TAIPEI (Reuters) - Profit at Taiwanese contract maker Hon Hai Precision Industry’s (2317.TW) grew less than expected in the first quarter, but the main maker of Apple Inc (AAPL.O) gadgets, whose plants have come under intense scrutiny over working conditions, was in party mood on Saturday.
Some 200 workers from its parent company Foxconn’s plants in China sang, danced and cheered the company’s billionaire founder at a party in Taipei marking the end of an all-expenses paid seven-day holiday the company arranged for top performing staff.
Foxconn has borne the brunt of criticism over working conditions at Chinese factories, in large part because of its association with Apple, and has become a symbol of the ethical debate over high-priced goods being made at low-cost plants, criticism it sees as unfair.
Over the past two years there have been a spate of suicides at the sprawling plants employing over a million workers making iPads and iPhones as well as gadgets for the likes of Microsoft and Nintendo. There has also been a deadly explosion at one plant and occasional fires.
Just two days ago, workers at a Foxconn plant in Wuhan, central China, protested over working conditions, with a report from a Hong Kong-based activist group saying some had threatened to jump off the roof of a building.
Hon Hai said the dispute was quickly solved without incident.
The company offered no explanation for the disappointing results which come after major customer Apple reported a quarterly profit that almost doubled on Wednesday and far exceeded forecasts thanks to a jump in iPhone sales, particularly in greater China.
The Foxconn group has gone on a charm offensive in recent months, raising wages several times, allowing a TV crew into one of its plants and sealing a landmark deal with Apple on improving working conditions that is likely to set a benchmark for western firms in China.
Chairman and founder Terry Gou said Saturday’s event wasn’t just for show.
“Some media said we’re organizing this tour and event to change our sweatshop image, but this is a event we decided on a year ago,” Gou told reporters.
“There is no image we need to change ... We have no problem standing before the open scrutiny of the world’s media.”
Next up for workers’ benefits will be a hospital and language schools, Gou said.
Workers on the Taiwan trip attending Saturday’s party said they were very happy with their working environment.
“Yes it’s very good.

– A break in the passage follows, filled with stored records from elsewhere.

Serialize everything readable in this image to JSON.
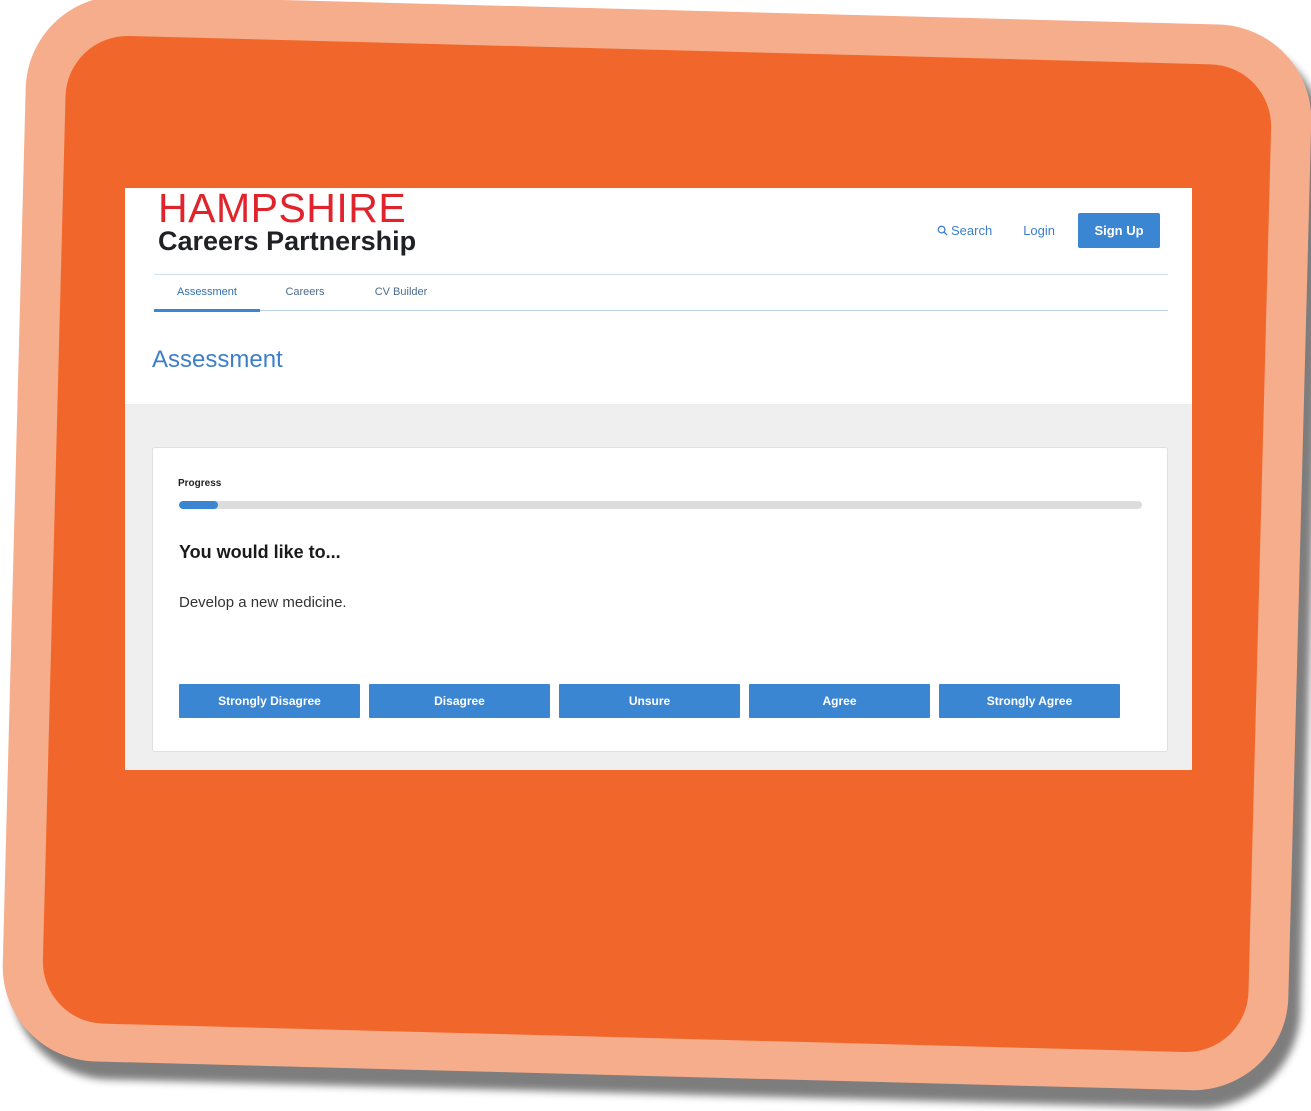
{
  "brand": {
    "logo_line1": "HAMPSHIRE",
    "logo_line2": "Careers Partnership",
    "logo_color": "#e0242c"
  },
  "header": {
    "search_label": "Search",
    "search_icon": "search-icon",
    "login_label": "Login",
    "signup_label": "Sign Up"
  },
  "nav": {
    "tabs": [
      {
        "label": "Assessment",
        "active": true
      },
      {
        "label": "Careers",
        "active": false
      },
      {
        "label": "CV Builder",
        "active": false
      }
    ]
  },
  "page": {
    "title": "Assessment"
  },
  "assessment": {
    "progress_label": "Progress",
    "progress_fraction": 0.04,
    "question_heading": "You would like to...",
    "question_text": "Develop a new medicine.",
    "answers": [
      "Strongly Disagree",
      "Disagree",
      "Unsure",
      "Agree",
      "Strongly Agree"
    ]
  },
  "colors": {
    "accent": "#3b86d2",
    "frame_outer": "#f6ad8b",
    "frame_inner": "#f1672b",
    "content_bg": "#efefef"
  }
}
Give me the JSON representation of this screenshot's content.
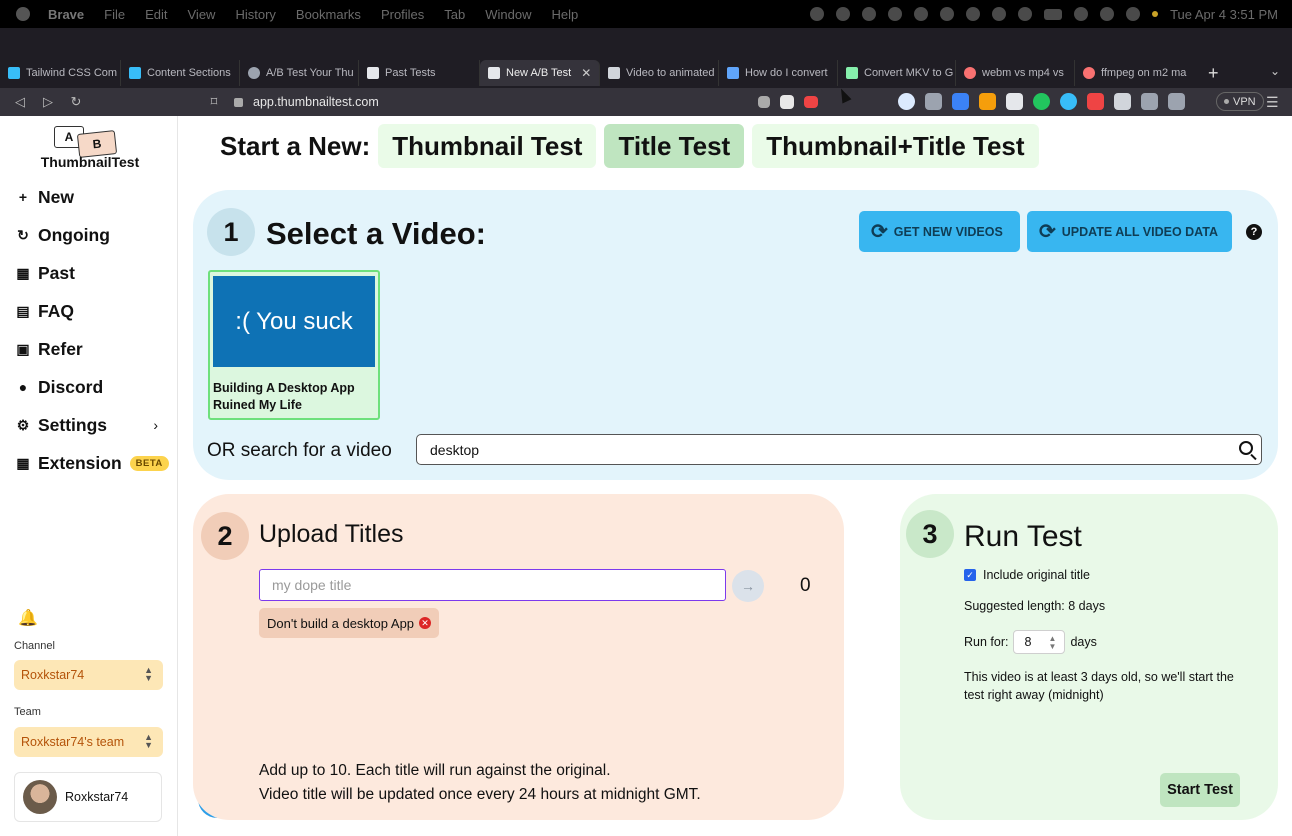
{
  "menubar": {
    "app_name": "Brave",
    "items": [
      "File",
      "Edit",
      "View",
      "History",
      "Bookmarks",
      "Profiles",
      "Tab",
      "Window",
      "Help"
    ],
    "clock": "Tue Apr 4  3:51 PM"
  },
  "tabs": [
    {
      "label": "Tailwind CSS Com",
      "color": "#38bdf8"
    },
    {
      "label": "Content Sections",
      "color": "#38bdf8"
    },
    {
      "label": "A/B Test Your Thu",
      "color": "#9ca3af"
    },
    {
      "label": "Past Tests",
      "color": "#e5e7eb"
    },
    {
      "label": "New A/B Test",
      "color": "#e5e7eb",
      "active": true
    },
    {
      "label": "Video to animated",
      "color": "#d1d5db"
    },
    {
      "label": "How do I convert",
      "color": "#60a5fa"
    },
    {
      "label": "Convert MKV to G",
      "color": "#86efac"
    },
    {
      "label": "webm vs mp4 vs",
      "color": "#f87171"
    },
    {
      "label": "ffmpeg on m2 ma",
      "color": "#f87171"
    }
  ],
  "address_bar": {
    "url": "app.thumbnailtest.com",
    "vpn_label": "VPN"
  },
  "sidebar": {
    "logo_a": "A",
    "logo_b": "B",
    "brand": "ThumbnailTest",
    "nav": [
      {
        "id": "new",
        "label": "New",
        "icon": "plus-icon"
      },
      {
        "id": "ongoing",
        "label": "Ongoing",
        "icon": "refresh-icon"
      },
      {
        "id": "past",
        "label": "Past",
        "icon": "grid-icon"
      },
      {
        "id": "faq",
        "label": "FAQ",
        "icon": "document-icon"
      },
      {
        "id": "refer",
        "label": "Refer",
        "icon": "ticket-icon"
      },
      {
        "id": "discord",
        "label": "Discord",
        "icon": "chat-icon"
      },
      {
        "id": "settings",
        "label": "Settings",
        "icon": "gear-icon"
      },
      {
        "id": "extension",
        "label": "Extension",
        "icon": "grid-icon",
        "badge": "BETA"
      }
    ],
    "channel_label": "Channel",
    "channel_value": "Roxkstar74",
    "team_label": "Team",
    "team_value": "Roxkstar74's team",
    "user_name": "Roxkstar74"
  },
  "start_row": {
    "label": "Start a New:",
    "options": [
      "Thumbnail Test",
      "Title Test",
      "Thumbnail+Title Test"
    ],
    "selected": "Title Test"
  },
  "step1": {
    "number": "1",
    "title": "Select a Video:",
    "get_new_videos": "GET NEW VIDEOS",
    "update_all": "UPDATE ALL VIDEO DATA",
    "help": "?",
    "video": {
      "thumb_text": ":(  You suck",
      "title": "Building A Desktop App Ruined My Life"
    },
    "search_label": "OR search for a video",
    "search_value": "desktop"
  },
  "step2": {
    "number": "2",
    "title": "Upload Titles",
    "input_placeholder": "my dope title",
    "count": "0",
    "chip": "Don't build a desktop App",
    "note1": "Add up to 10. Each title will run against the original.",
    "note2": "Video title will be updated once every 24 hours at midnight GMT."
  },
  "step3": {
    "number": "3",
    "title": "Run Test",
    "include_original": "Include original title",
    "suggested": "Suggested length: 8 days",
    "run_for_label": "Run for:",
    "run_for_value": "8",
    "run_for_unit": "days",
    "age_note": "This video is at least 3 days old, so we'll start the test right away (midnight)",
    "start_button": "Start Test"
  }
}
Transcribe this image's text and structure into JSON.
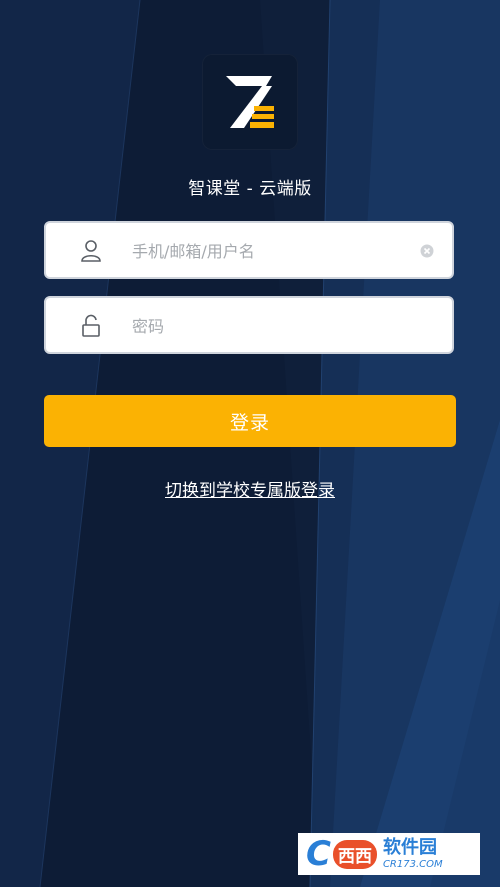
{
  "app": {
    "title": "智课堂 - 云端版"
  },
  "login_form": {
    "username_placeholder": "手机/邮箱/用户名",
    "username_value": "",
    "password_placeholder": "密码",
    "password_value": "",
    "submit_label": "登录"
  },
  "links": {
    "switch_school_login": "切换到学校专属版登录"
  },
  "watermark": {
    "logo_text": "西西",
    "name": "软件园",
    "url": "CR173.COM"
  },
  "colors": {
    "background": "#0f1f3a",
    "accent": "#fbb203",
    "field_border": "#cfd4dc",
    "placeholder": "#a5a9ae"
  },
  "icons": {
    "logo": "z-logo-icon",
    "username": "user-icon",
    "password": "unlock-icon",
    "clear": "clear-input-icon"
  }
}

It’s always been very good,” chorused three employees in unison as they snapped final souvenir photos in the canteen of the Hon Hai facility in Tucheng, just outside Taipei.
A fourth said he was aware of the bad publicity the company had drawn, but called it “biased.”
None of the employees spoken to would give their names or phone numbers to reporters.
In a further move to boost conditions, Hon Hai said in its brief earnings statement released late on Saturday that it plans to issue restricted stocks and stock options for employee incentives, each involving 213.781 million new shares and representing up to 2 percent of the outstanding shares.
It said its net profit in the first quarter rose 3.6 percent to T$14.92 billion ($509.2 million), well down from the T$35.03 billion in the previous quarter and little changed from T$14.40 billion a year ago.
Nine analysts had forecast a profit of T$22.44 billion, according to a poll by Thomson Reuters I/B/E/S.
Hon Hai’s Hong Kong listed affiliate Foxconn International Holdings (2038.HK), the world’s top contract cell phone maker, warned of a substantial increase in its net loss for the first half of 2012 on Friday on lower demand from some of its key customers.
Writing by Jonathan Standing; Editing by Jonathan Thatcher